studies that gradually increasing regular exposure to lactose-containing
foods can increase tolerance. The report encourages practitioners to also
recommend other strategies documented to improve tolerance, including
drinking milk with food, enjoying lactose-reduced milk and milk products,
eating aged cheeses (i.e., Cheddar and Swiss) that are low in lactose, and
eating yogurt with live and active cultures that help digest lactose. Provide Health Education Regarding the Role that Dairy Nutrients Play
in Hypertension, Obesity, Diabetes, and Other Chronic Illnesses: Since
African Americans are at disproportionate risk for these chronic diseases, the
report suggests that physicians and other providers disseminate information
to their patients with chronic illnesses regarding these relationships. Helping
clients link dairy consumption with health benefits may beneficially impact the
prevalence of these conditions. Use Milk-Substitute Products: To reduce the risk of nutritional deficits,

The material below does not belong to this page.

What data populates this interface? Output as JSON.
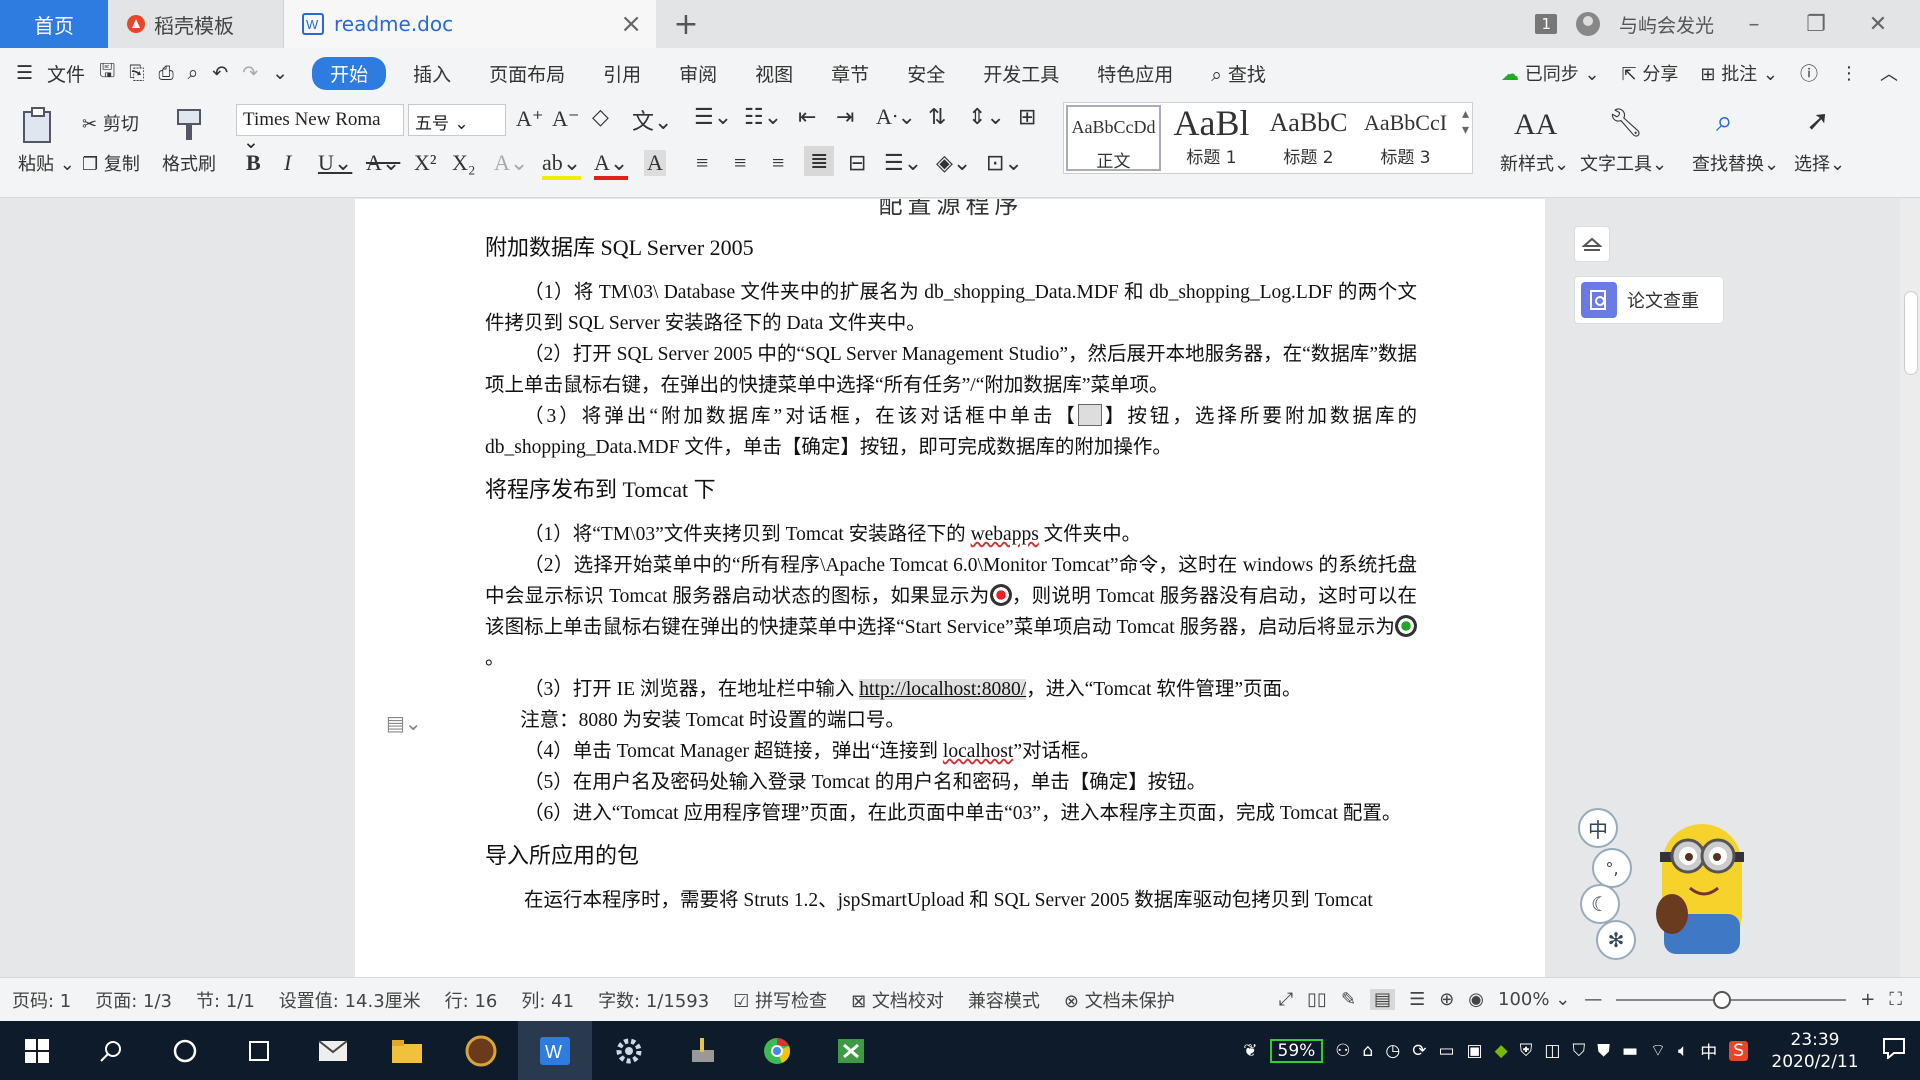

providers should recommend the consumption of yogurts, lactose-reduced/
free milk and other low lactose products in the milk food group – or encourage
clients to use lactase enzyme supplements when consuming milk group foods. The paper concludes, “Since dairy nutrients address important health
concerns, the amelioration of lactose intolerance is an investment in health.”
The authors say, “It is possible to consume dairy even in the face of a
history of maldigestion or lactose intolerant issues,” and that “it is essential
for physicians to communicate [these] key messages to their patients.” [Supplement to the Journal of the National Medical Association, 101(10):
3S-23S, 2009]
Visit www.NationalDairyCouncil.org for more information, patient education
materials and strategies – such as opting for lactose-free milk or trying small
amounts of milk with meals – that may help people with lactose intolerance enjoy
the recommended three servings of low-fat and fat-free dairy foods every day –
without discomfort.
1.
National Medical Association. Lactose Intolerance and African Americans: Implications for the Consumption of Appropriate Intake Levels of
Key Nutrients. JNMA. Supplement to October 2009; Volume 101, No. 10.
©2010 National Dairy Council®